'''
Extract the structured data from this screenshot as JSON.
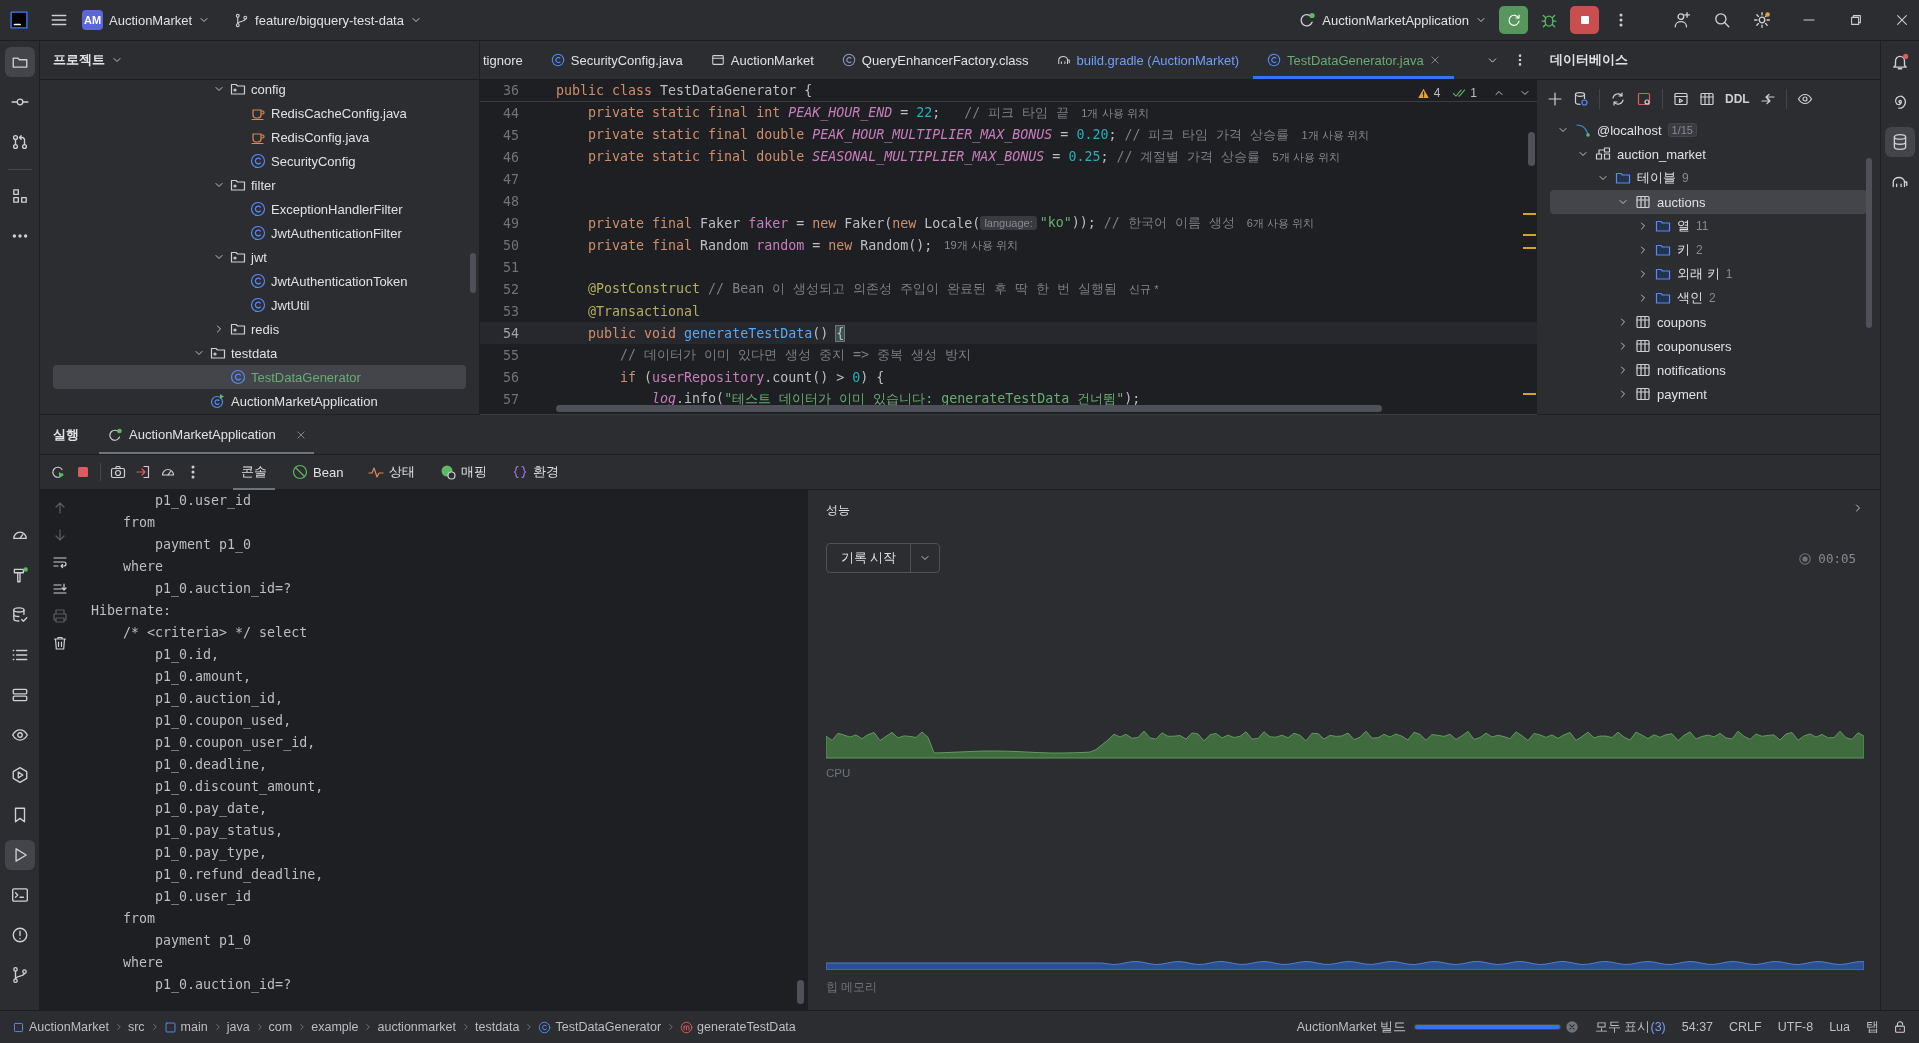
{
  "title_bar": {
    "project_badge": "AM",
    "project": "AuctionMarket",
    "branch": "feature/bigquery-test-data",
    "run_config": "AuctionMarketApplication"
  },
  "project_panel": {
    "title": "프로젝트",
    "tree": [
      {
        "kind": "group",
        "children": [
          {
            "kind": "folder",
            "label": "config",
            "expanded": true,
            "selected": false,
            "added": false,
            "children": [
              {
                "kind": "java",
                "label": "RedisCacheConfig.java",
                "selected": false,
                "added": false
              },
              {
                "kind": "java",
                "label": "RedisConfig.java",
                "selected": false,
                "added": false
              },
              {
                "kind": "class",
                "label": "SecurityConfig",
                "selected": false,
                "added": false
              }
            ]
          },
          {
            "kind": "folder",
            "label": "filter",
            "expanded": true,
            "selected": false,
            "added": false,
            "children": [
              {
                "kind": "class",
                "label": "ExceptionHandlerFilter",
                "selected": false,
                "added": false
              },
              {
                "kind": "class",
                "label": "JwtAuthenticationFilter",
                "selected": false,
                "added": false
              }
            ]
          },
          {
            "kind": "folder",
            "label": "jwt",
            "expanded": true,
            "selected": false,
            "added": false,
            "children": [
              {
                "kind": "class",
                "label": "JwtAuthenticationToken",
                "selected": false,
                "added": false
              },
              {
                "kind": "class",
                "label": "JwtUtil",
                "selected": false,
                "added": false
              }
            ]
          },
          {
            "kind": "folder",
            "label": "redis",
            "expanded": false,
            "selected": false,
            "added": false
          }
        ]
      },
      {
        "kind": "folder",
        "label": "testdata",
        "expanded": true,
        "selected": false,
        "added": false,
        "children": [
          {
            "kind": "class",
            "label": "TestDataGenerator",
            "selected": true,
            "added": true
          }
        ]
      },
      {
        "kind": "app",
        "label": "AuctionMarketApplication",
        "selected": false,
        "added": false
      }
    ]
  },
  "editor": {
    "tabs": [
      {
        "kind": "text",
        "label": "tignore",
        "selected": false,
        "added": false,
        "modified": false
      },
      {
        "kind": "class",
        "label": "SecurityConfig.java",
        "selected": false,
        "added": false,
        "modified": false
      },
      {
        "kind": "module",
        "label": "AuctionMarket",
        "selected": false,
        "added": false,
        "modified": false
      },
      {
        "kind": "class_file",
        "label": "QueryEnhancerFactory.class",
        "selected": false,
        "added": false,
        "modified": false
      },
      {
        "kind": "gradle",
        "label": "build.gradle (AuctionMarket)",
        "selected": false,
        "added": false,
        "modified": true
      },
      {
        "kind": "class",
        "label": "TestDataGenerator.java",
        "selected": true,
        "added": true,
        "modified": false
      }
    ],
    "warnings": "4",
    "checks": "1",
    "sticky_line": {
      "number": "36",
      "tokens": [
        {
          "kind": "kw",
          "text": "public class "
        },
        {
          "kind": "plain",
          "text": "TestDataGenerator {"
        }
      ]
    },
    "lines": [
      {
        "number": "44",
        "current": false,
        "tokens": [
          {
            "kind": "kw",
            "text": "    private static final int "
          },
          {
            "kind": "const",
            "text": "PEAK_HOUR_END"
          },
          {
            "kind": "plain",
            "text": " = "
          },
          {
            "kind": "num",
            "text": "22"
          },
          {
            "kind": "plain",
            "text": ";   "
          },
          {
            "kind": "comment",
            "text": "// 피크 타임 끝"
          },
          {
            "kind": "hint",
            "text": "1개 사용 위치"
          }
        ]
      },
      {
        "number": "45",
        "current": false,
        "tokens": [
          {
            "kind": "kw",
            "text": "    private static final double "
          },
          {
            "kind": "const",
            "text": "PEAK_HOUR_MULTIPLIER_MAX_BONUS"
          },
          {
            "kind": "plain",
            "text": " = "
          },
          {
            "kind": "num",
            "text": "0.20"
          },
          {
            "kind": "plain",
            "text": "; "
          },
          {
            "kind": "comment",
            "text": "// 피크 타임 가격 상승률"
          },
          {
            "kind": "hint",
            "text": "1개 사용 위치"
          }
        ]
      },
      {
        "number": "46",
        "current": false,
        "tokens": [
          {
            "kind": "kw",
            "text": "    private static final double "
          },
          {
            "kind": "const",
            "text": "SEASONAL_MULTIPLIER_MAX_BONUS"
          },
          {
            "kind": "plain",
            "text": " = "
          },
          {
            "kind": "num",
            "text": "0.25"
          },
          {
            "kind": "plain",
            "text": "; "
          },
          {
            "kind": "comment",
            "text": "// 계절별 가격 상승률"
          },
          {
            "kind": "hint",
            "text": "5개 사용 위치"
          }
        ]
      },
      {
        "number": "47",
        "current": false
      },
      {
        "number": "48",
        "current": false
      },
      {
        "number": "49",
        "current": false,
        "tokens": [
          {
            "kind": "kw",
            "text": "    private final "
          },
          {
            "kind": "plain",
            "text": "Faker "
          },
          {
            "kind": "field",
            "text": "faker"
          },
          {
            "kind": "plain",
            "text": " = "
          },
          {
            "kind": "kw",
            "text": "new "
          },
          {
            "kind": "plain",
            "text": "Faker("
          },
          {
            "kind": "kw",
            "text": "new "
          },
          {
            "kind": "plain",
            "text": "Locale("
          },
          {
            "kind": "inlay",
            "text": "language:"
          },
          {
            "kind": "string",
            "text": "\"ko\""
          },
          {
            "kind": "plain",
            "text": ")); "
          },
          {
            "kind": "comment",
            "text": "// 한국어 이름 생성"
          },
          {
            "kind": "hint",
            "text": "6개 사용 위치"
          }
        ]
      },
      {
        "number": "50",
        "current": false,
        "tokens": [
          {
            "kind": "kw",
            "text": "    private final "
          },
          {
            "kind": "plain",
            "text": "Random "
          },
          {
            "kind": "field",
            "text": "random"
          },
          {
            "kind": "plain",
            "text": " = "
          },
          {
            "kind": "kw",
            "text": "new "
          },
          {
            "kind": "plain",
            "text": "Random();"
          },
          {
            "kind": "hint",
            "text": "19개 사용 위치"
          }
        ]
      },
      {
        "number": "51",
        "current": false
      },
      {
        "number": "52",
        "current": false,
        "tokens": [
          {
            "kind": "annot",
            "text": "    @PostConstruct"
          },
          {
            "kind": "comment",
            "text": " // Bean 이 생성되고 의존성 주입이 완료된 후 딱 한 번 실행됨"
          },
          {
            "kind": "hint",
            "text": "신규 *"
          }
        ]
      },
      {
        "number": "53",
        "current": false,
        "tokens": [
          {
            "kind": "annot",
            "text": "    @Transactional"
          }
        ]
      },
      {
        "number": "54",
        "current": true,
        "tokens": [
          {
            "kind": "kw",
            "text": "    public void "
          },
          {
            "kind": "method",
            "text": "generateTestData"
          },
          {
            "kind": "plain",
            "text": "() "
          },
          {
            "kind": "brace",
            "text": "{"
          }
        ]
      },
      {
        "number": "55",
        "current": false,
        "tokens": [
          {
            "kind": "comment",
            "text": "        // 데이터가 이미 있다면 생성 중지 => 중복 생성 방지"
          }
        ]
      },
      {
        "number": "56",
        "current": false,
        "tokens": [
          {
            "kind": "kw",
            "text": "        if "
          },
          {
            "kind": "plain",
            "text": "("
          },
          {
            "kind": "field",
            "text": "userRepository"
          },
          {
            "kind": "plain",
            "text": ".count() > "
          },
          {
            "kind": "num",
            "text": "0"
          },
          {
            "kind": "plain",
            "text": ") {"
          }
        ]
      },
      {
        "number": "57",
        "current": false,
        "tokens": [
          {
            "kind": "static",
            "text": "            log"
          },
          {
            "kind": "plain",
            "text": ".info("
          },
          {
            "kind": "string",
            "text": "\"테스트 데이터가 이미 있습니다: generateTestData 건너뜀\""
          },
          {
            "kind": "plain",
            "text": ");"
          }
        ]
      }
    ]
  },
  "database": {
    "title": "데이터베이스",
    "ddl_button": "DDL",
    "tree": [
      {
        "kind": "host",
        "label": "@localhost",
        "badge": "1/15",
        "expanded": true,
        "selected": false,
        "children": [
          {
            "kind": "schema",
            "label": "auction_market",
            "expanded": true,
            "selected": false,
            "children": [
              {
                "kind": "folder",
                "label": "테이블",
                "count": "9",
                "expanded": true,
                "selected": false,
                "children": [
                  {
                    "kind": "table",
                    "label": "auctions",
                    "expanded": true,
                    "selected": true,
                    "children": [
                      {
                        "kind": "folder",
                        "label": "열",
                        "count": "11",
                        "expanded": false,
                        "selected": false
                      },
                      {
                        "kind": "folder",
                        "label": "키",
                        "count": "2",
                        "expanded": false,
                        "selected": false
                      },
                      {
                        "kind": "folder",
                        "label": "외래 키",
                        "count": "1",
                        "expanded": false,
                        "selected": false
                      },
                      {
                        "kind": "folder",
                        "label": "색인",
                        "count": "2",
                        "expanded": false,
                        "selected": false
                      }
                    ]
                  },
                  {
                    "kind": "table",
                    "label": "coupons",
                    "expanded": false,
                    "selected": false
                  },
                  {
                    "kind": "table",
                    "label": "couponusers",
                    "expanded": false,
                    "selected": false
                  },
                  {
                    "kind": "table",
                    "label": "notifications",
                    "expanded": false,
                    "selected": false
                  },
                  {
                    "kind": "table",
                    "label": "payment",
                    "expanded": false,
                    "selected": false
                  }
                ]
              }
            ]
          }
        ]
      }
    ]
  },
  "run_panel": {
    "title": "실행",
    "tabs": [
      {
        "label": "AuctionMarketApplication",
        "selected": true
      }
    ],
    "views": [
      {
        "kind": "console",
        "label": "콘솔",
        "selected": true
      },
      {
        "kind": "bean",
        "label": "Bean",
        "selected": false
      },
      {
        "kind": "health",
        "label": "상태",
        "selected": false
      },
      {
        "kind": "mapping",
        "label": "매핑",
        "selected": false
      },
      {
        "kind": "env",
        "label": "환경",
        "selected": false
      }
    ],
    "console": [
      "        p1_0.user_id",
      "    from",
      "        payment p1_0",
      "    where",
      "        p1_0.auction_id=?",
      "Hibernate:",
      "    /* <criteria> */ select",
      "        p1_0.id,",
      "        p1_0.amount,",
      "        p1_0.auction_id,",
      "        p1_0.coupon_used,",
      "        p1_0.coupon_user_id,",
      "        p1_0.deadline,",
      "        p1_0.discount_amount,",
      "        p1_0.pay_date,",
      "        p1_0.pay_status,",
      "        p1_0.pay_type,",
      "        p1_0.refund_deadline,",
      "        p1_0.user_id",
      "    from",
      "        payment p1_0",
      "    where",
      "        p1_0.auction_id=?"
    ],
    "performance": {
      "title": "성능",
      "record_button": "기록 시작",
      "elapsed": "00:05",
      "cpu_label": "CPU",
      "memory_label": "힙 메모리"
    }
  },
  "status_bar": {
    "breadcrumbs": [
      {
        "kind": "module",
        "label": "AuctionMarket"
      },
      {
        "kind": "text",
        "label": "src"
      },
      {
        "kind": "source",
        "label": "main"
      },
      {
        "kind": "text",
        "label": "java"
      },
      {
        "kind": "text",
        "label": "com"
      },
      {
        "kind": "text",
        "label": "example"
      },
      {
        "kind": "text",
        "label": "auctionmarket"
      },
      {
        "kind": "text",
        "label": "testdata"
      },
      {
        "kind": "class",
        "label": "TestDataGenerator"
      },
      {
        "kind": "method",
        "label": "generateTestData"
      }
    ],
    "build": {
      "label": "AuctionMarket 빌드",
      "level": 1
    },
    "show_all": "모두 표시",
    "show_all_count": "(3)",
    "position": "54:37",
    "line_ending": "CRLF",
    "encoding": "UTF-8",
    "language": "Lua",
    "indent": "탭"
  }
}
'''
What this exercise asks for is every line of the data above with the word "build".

        "label": "build.gradle (AuctionMarket)",
    "build": {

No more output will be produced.